'''

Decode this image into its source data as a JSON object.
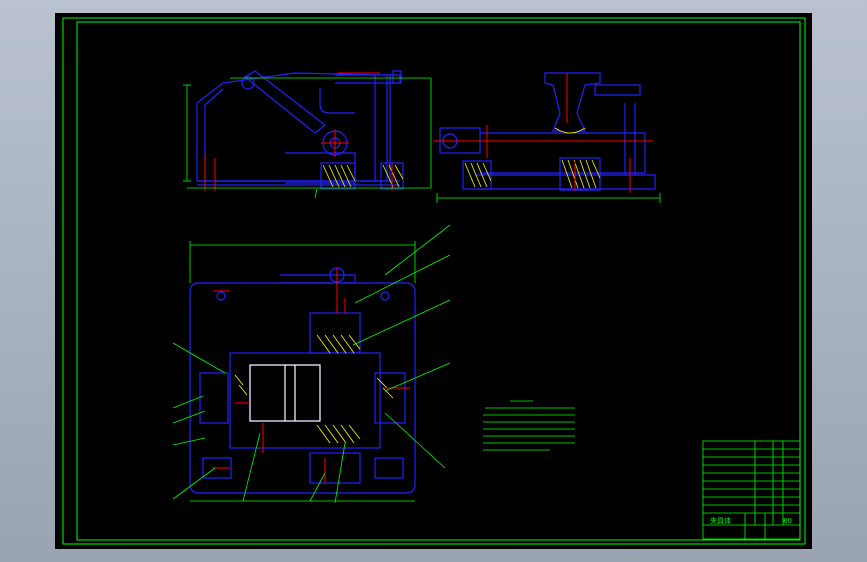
{
  "drawing": {
    "background": "#000000",
    "frame_color": "#00ff00",
    "part_color": "#2222ff",
    "dim_color": "#00ff00",
    "center_color": "#ff0000",
    "hatch_color": "#ffff00",
    "title_block": {
      "labels": [
        "夹具体",
        "80"
      ]
    },
    "part_numbers": [
      "1",
      "2",
      "3",
      "4",
      "5",
      "6",
      "7",
      "8",
      "9",
      "10",
      "11",
      "12",
      "13"
    ]
  }
}
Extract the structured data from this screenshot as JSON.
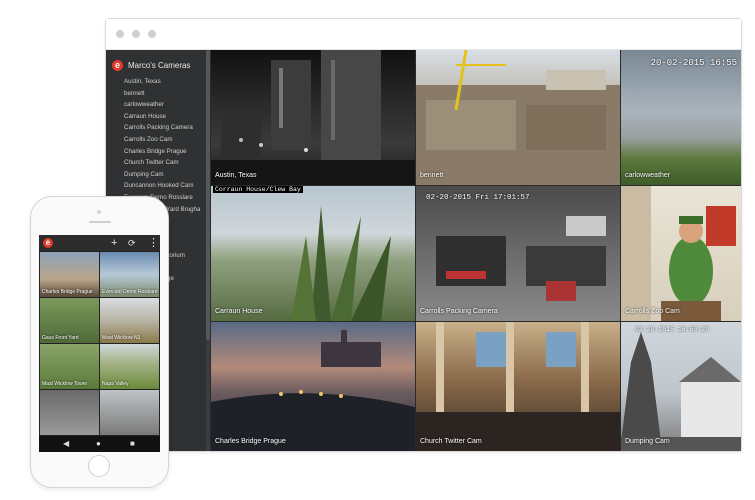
{
  "browser": {
    "dots": 3
  },
  "sidebar": {
    "title": "Marco's Cameras",
    "items": [
      "Austin, Texas",
      "bennett",
      "carlowweather",
      "Carraun House",
      "Carrolls Packing Camera",
      "Carrolls Zoo Cam",
      "Charles Bridge Prague",
      "Church Twitter Cam",
      "Dumping Cam",
      "Duncannon Hooked Cam",
      "Evercam Demo Rosslare",
      "Evercam Front Yard Brugha",
      "",
      "",
      "",
      "auditorium",
      "",
      "Bridge"
    ]
  },
  "cameras": [
    {
      "label": "Austin, Texas",
      "stamp": ""
    },
    {
      "label": "bennett",
      "stamp": ""
    },
    {
      "label": "carlowweather",
      "stamp": "20-02-2015 16:55"
    },
    {
      "label": "Carraun House",
      "stamp": "Corraun House/Clew Bay"
    },
    {
      "label": "Carrolls Packing Camera",
      "stamp": "02-20-2015 Fri 17:01:57"
    },
    {
      "label": "Carrolls Zoo Cam",
      "stamp": ""
    },
    {
      "label": "Charles Bridge Prague",
      "stamp": ""
    },
    {
      "label": "Church Twitter Cam",
      "stamp": ""
    },
    {
      "label": "Dumping Cam",
      "stamp": "02-20-2015 16:50:29"
    }
  ],
  "phone": {
    "logo": "e",
    "icons": [
      "+",
      "⟳",
      "⋮"
    ],
    "cameras": [
      "Charles Bridge Prague",
      "Evercam Demo Rosslare",
      "Gaus Front Yard",
      "Mast Wicklow N3",
      "Mast Wicklow Tower",
      "Napa Valley",
      "",
      ""
    ],
    "nav": [
      "◀",
      "●",
      "■"
    ]
  },
  "colors": {
    "brand": "#e23a2e",
    "sidebar": "#2f3133"
  }
}
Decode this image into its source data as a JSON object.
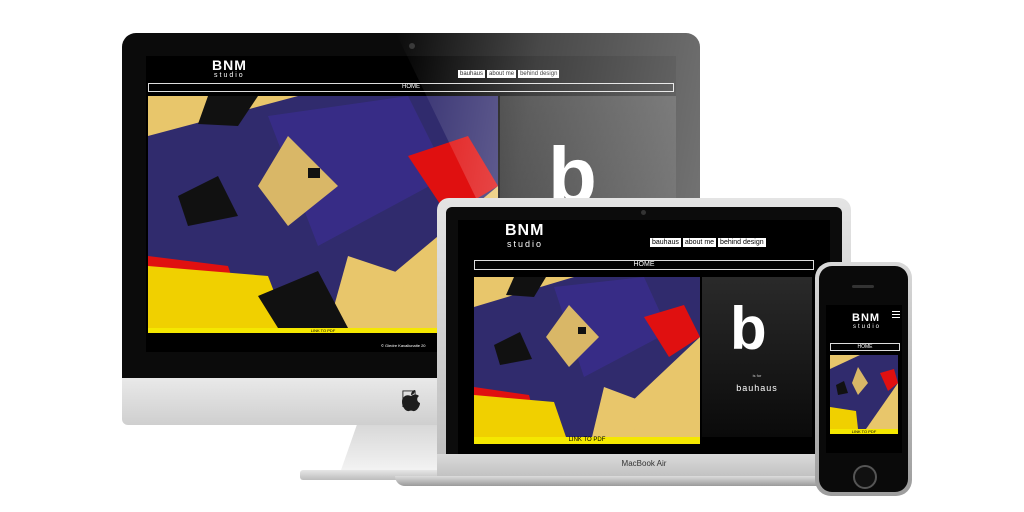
{
  "site": {
    "logo_main": "BNM",
    "logo_sub": "studio",
    "nav": [
      "bauhaus",
      "about me",
      "behind design"
    ],
    "home_label": "HOME",
    "pdf_label": "LINK TO PDF",
    "copyright": "© Giedre Kavaliunaite 20",
    "panel_small": "is for",
    "panel_word": "bauhaus",
    "panel_letter": "b"
  },
  "devices": {
    "laptop_label": "MacBook Air"
  },
  "icons": {
    "apple": "apple-logo-icon",
    "menu": "hamburger-menu-icon"
  },
  "colors": {
    "art_yellow": "#e8c66b",
    "art_blue": "#1c1a6e",
    "art_red": "#e01010",
    "pdf_yellow": "#f5e800"
  }
}
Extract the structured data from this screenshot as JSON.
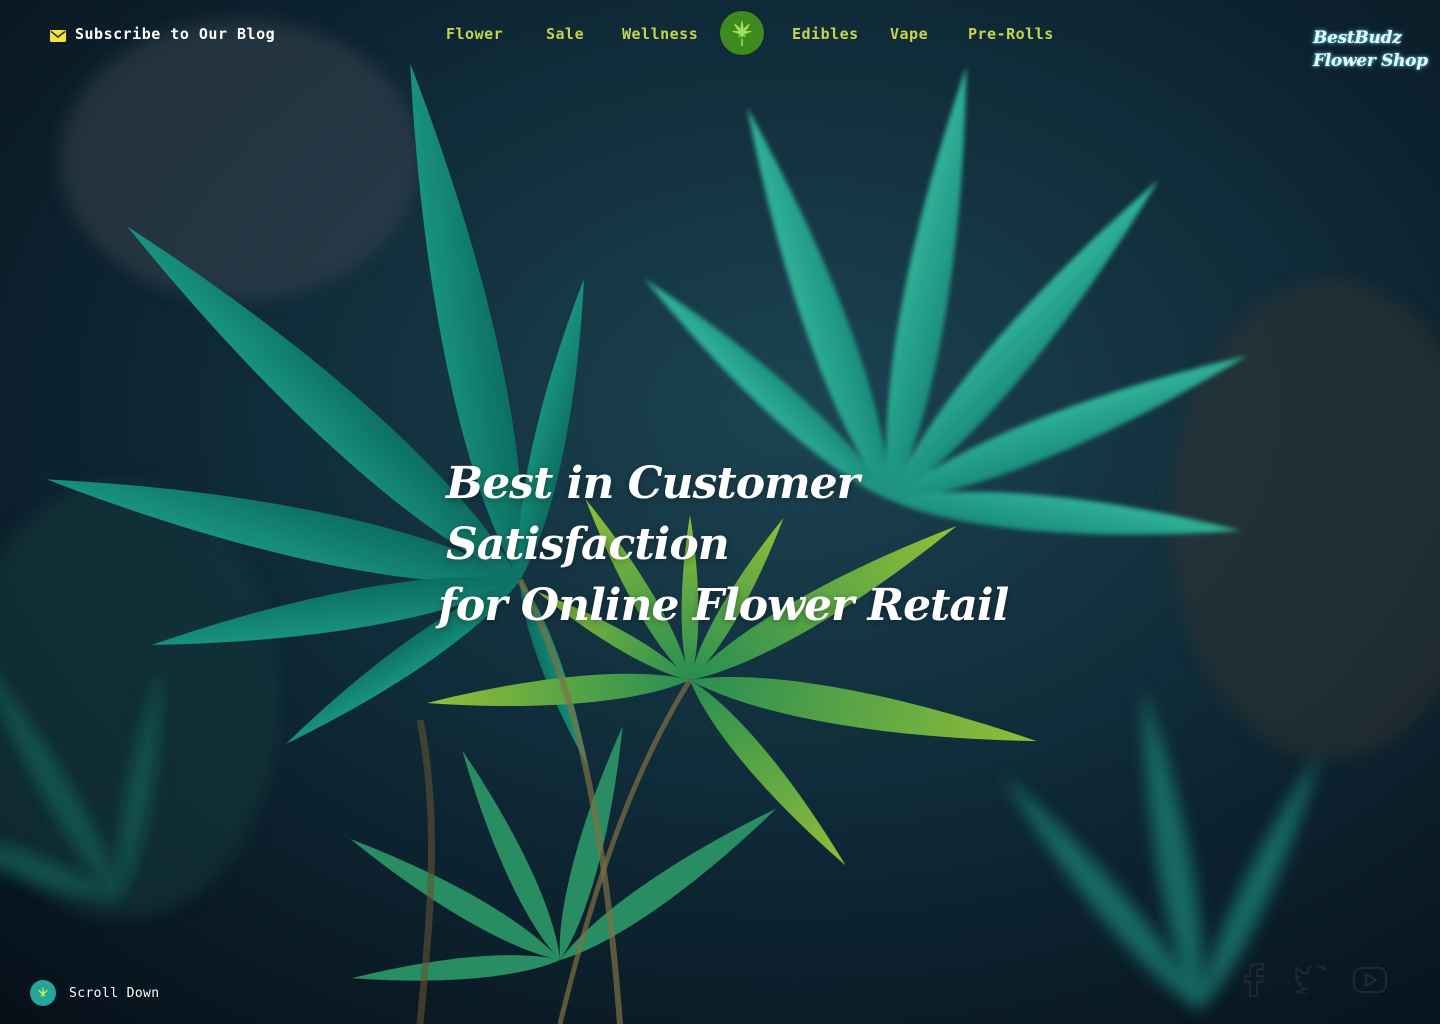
{
  "header": {
    "blog_link": "Subscribe to Our Blog",
    "nav": [
      {
        "label": "Flower"
      },
      {
        "label": "Sale"
      },
      {
        "label": "Wellness"
      },
      {
        "label": "Edibles"
      },
      {
        "label": "Vape"
      },
      {
        "label": "Pre-Rolls"
      }
    ],
    "brand_line1": "BestBudz",
    "brand_line2": "Flower Shop"
  },
  "hero": {
    "headline_line1": "Best in Customer Satisfaction",
    "headline_line2": "for Online Flower Retail"
  },
  "footer": {
    "scroll_label": "Scroll Down",
    "social_icons": [
      "facebook-icon",
      "twitter-icon",
      "youtube-icon"
    ]
  },
  "colors": {
    "nav_text": "#c8d44a",
    "logo_bg": "#3e8a1e",
    "scroll_badge": "#26a69a",
    "mail_icon": "#f5e23a"
  }
}
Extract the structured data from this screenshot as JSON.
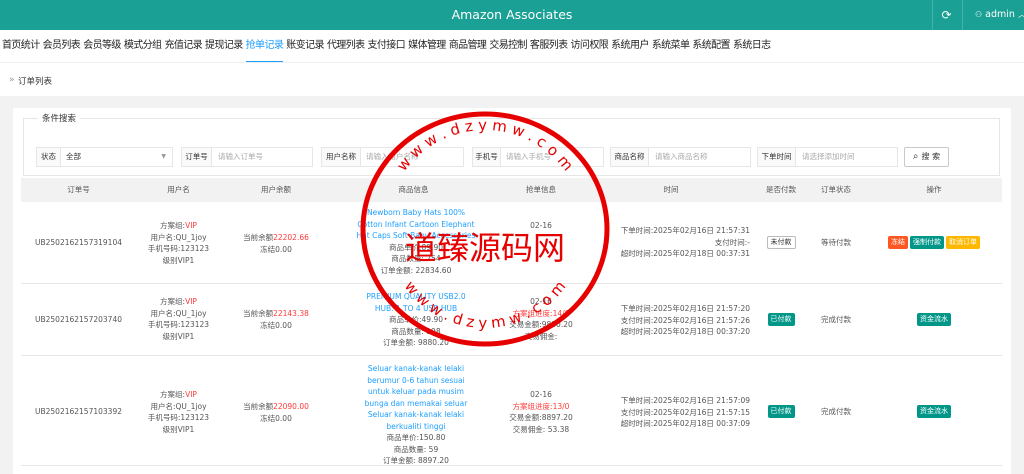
{
  "header": {
    "title": "Amazon Associates",
    "refresh_icon": "refresh-icon",
    "user_icon": "user-icon",
    "user_name": "admin",
    "chevron_icon": "chevron-up-icon"
  },
  "nav": {
    "items": [
      "首页统计",
      "会员列表",
      "会员等级",
      "模式分组",
      "充值记录",
      "提现记录",
      "抢单记录",
      "账变记录",
      "代理列表",
      "支付接口",
      "媒体管理",
      "商品管理",
      "交易控制",
      "客服列表",
      "访问权限",
      "系统用户",
      "系统菜单",
      "系统配置",
      "系统日志"
    ],
    "active_index": 6
  },
  "breadcrumb": {
    "separator": "»",
    "current": "订单列表"
  },
  "search": {
    "legend": "条件搜索",
    "status_label": "状态",
    "status_value": "全部",
    "order_label": "订单号",
    "order_placeholder": "请输入订单号",
    "user_label": "用户名称",
    "user_placeholder": "请输入用户名称",
    "phone_label": "手机号",
    "phone_placeholder": "请输入手机号",
    "product_label": "商品名称",
    "product_placeholder": "请输入商品名称",
    "time_label": "下单时间",
    "time_placeholder": "请选择添加时间",
    "search_button": "搜 索"
  },
  "table": {
    "headers": [
      "订单号",
      "用户名",
      "用户余额",
      "商品信息",
      "抢单信息",
      "时间",
      "是否付款",
      "订单状态",
      "操作"
    ],
    "rows": [
      {
        "order_no": "UB2502162157319104",
        "user": {
          "plan_label": "方案组:",
          "plan": "VIP",
          "name": "用户名:QU_1joy",
          "phone": "手机号码:123123",
          "level": "级别VIP1"
        },
        "balance": {
          "label": "当前余额",
          "amount": "22202.66",
          "frozen": "冻结0.00"
        },
        "product": {
          "name": "Newborn Baby Hats 100% Cotton Infant Cartoon Elephant Hat Caps Soft Baby Accessories",
          "price": "商品单价:89.90",
          "qty": "商品数量: 254",
          "total": "订单金额: 22834.60"
        },
        "grab": {
          "date": "02-16",
          "progress": "",
          "amount": "",
          "commission": ""
        },
        "time": {
          "order": "下单时间:2025年02月16日 21:57:31",
          "pay": "支付时间:-",
          "timeout": "超时时间:2025年02月18日 00:37:31"
        },
        "paid": "未付款",
        "status": "等待付款",
        "actions": [
          "冻结",
          "强制付款",
          "取消订单"
        ]
      },
      {
        "order_no": "UB2502162157203740",
        "user": {
          "plan_label": "方案组:",
          "plan": "VIP",
          "name": "用户名:QU_1joy",
          "phone": "手机号码:123123",
          "level": "级别VIP1"
        },
        "balance": {
          "label": "当前余额",
          "amount": "22143.38",
          "frozen": "冻结0.00"
        },
        "product": {
          "name": "PREMIUM QUALITY USB2.0 HUB. 1 TO 4 USB HUB",
          "price": "商品单价:49.90",
          "qty": "商品数量: 198",
          "total": "订单金额: 9880.20"
        },
        "grab": {
          "date": "02-16",
          "progress": "方案组进度:14/0",
          "amount": "交易金额:9880.20",
          "commission": "交易佣金:"
        },
        "time": {
          "order": "下单时间:2025年02月16日 21:57:20",
          "pay": "支付时间:2025年02月16日 21:57:26",
          "timeout": "超时时间:2025年02月18日 00:37:20"
        },
        "paid": "已付款",
        "status": "完成付款",
        "actions": [
          "资金流水"
        ]
      },
      {
        "order_no": "UB2502162157103392",
        "user": {
          "plan_label": "方案组:",
          "plan": "VIP",
          "name": "用户名:QU_1joy",
          "phone": "手机号码:123123",
          "level": "级别VIP1"
        },
        "balance": {
          "label": "当前余额",
          "amount": "22090.00",
          "frozen": "冻结0.00"
        },
        "product": {
          "name": "Seluar kanak-kanak lelaki berumur 0-6 tahun sesuai untuk keluar pada musim bunga dan memakai seluar Seluar kanak-kanak lelaki berkualiti tinggi",
          "price": "商品单价:150.80",
          "qty": "商品数量: 59",
          "total": "订单金额: 8897.20"
        },
        "grab": {
          "date": "02-16",
          "progress": "方案组进度:13/0",
          "amount": "交易金额:8897.20",
          "commission": "交易佣金: 53.38"
        },
        "time": {
          "order": "下单时间:2025年02月16日 21:57:09",
          "pay": "支付时间:2025年02月16日 21:57:15",
          "timeout": "超时时间:2025年02月18日 00:37:09"
        },
        "paid": "已付款",
        "status": "完成付款",
        "actions": [
          "资金流水"
        ]
      }
    ]
  },
  "watermark": {
    "center_text": "道臻源码网",
    "ring_top": "w w w . d z y m w . c o m",
    "ring_bottom": "w w w . d z y m w . c o m",
    "color": "#e60000"
  }
}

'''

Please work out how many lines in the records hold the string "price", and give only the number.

3